So, it seems the demand will be there. Especially if they can make their goal of keeping the cost anywhere close to uberX prices.
Is This Really Going to Happen?
Apparently yes. But not anytime soon. There is still a lot to work out. Especially all the necessary governmental regulations. But Uber has announced that its goal is to start demo flights in 2020 in Dallas and Los Angeles. That’s just around the corner. But it’s a little further down the road to 2023 when they believe they’ll begin commercial operations.
There are also technologies that still need to be developed that aren’t fully developed yet. This can’t happen, according to Uber, if those don’t come along as they’re expected to.
One example is battery technology. Currently the amount of energy each pound of battery can hold today is not enough to make this idea feasible. With today’s battery technology the batteries would add too much weight to the aircraft for it to be economically viable. So battery technology has to improve before this can happen.
Other obstacles will be regulations and Air Traffic Control (ATC). A whole new system of air traffic control will have to be developed and implemented before this can become a reality.
Basically, Uber is hoping they can come up with a software-based version of Visual Flight Rules and Instrument Flight Rules. This would allow computers to handle all traffic separation automatically without burdening human controllers with this exponential growth in air traffic. It is doable but there are a lot of things that will need to be moved around and reshuffled to make it work. And a lot of different government entities from local to federal that will have to work together to make it happen.
How Will This Affect Uber Drivers
First it will not affect Uber drivers anywhere in the foreseeable future – of probably the next 5-10 years.
Uber believes that in the beginning flight trips will cost about what uberBLACK costs today. But they believe over time as more and more of these vehicles are produced that the unit cost of production will get so slow that these trips could end up costing about the same as an uberX trip (as can be seen in the graphic above).
If and when that happens, drivers will still be needed, unless they have been fully replaced by autonomous vehicles already. Because the uberFLY trips will not have the unlimited pickup and drop-off locations that ground-based transportation has. That means people will tend to use it mainly for longer trips.
If it takes you 20 minutes to get to the pickup location and 5 minutes to wait for your flight to take off, you’re not going to use it for a trip that would be less than a half hour by car. But people could be expected to use it for trips that would normally be more than 45 minutes by car.

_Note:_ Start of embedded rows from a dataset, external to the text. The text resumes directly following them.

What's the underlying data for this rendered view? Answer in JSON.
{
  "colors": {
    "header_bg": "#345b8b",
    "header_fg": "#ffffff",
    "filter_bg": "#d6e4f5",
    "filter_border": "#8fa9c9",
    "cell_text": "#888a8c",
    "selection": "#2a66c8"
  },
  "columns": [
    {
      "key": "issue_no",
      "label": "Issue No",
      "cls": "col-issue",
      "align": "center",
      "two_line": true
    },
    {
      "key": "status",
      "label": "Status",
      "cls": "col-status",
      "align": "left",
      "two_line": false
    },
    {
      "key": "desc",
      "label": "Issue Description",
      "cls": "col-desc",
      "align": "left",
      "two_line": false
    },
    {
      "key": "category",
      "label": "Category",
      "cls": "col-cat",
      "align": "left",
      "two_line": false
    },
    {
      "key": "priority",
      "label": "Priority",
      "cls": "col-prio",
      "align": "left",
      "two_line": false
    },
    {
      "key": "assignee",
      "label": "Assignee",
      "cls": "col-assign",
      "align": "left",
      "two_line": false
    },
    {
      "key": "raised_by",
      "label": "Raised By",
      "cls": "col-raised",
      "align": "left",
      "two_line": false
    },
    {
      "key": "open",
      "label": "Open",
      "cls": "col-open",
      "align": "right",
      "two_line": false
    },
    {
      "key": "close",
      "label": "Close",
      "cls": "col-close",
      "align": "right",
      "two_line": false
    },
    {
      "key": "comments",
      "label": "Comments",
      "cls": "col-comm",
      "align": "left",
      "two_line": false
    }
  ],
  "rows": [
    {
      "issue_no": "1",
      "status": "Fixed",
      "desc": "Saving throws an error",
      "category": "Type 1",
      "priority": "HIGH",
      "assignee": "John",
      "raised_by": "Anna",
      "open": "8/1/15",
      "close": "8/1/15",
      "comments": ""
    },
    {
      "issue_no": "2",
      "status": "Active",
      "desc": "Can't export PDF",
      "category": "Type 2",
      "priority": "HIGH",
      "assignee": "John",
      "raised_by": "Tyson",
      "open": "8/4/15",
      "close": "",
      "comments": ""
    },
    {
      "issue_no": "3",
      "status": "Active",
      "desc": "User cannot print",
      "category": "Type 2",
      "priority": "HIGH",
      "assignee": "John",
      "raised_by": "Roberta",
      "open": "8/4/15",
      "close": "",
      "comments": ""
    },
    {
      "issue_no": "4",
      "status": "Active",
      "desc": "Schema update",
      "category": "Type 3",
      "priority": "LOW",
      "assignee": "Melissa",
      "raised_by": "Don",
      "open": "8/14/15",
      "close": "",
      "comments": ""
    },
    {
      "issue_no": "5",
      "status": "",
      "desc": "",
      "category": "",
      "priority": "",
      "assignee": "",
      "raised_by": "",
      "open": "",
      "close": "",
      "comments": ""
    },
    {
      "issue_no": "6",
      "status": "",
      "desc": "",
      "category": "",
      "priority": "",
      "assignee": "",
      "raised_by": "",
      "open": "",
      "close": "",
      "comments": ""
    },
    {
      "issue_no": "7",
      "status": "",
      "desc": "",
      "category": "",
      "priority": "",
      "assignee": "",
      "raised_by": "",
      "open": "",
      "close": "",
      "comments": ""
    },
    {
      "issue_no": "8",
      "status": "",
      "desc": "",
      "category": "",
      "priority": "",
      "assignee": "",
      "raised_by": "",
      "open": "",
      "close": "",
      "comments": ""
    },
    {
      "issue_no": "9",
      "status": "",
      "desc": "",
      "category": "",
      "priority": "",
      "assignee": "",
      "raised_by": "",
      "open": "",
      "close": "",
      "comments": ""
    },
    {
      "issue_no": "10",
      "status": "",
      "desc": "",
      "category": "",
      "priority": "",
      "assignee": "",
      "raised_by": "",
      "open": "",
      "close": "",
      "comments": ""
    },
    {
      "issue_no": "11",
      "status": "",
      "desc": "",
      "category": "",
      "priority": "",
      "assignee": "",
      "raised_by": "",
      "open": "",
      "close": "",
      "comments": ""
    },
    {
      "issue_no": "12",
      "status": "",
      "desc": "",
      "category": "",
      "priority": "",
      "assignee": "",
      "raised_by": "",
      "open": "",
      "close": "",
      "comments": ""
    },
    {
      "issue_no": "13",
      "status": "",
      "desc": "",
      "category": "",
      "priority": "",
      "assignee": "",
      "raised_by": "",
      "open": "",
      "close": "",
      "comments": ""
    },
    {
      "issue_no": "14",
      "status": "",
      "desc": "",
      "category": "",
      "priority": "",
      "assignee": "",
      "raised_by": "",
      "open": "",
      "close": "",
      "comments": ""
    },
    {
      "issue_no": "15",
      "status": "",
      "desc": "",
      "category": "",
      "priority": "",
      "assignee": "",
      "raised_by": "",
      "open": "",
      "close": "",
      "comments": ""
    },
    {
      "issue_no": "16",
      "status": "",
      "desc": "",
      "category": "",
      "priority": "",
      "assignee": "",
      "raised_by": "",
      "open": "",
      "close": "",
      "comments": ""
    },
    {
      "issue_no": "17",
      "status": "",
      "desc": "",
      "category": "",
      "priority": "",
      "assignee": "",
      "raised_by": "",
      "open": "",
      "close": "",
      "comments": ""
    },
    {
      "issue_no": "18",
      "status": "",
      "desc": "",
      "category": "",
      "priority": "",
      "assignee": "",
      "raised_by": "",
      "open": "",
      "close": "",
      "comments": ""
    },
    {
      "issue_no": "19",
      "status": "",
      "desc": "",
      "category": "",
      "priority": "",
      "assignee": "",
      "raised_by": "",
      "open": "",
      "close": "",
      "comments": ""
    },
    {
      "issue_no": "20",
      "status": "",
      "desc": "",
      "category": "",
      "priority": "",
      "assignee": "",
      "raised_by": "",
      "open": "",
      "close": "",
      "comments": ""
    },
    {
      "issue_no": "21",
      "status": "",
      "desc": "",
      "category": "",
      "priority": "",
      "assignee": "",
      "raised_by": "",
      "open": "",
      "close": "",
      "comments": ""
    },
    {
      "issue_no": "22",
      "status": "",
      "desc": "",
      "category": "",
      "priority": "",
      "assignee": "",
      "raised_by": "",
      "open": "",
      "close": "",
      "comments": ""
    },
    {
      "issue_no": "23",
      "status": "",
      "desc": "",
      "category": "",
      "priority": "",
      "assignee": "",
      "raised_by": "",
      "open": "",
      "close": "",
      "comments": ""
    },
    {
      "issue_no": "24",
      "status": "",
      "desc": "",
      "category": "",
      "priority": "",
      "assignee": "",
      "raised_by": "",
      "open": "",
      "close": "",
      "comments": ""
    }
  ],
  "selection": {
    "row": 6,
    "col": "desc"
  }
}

If it works out that way, the sad reality for Uber drivers is, no more long trips. Even airport trips will probably become a thing of the past. In fact, they may be the first to go! Imagine if passengers could take a 15 minute uberX ride to pick up a 10-minute flight to the airport! They are not going to take cars to the airport anymore when those trips routinely take close to an hour in most cities. So drivers can kiss those airport trips good-bye!
Speaking of whether Uber will still be using human drivers at that point, as we discussed above, flight autonomy is much easier to accomplish than driving autonomy is. These flight vehicles could well become autonomous before cars do. So, while no pilot will be necessary, drivers probably still will be.
None of this is certain to happen. We’re guessing that it probably will happen, but it will be a very long time into the future before it does.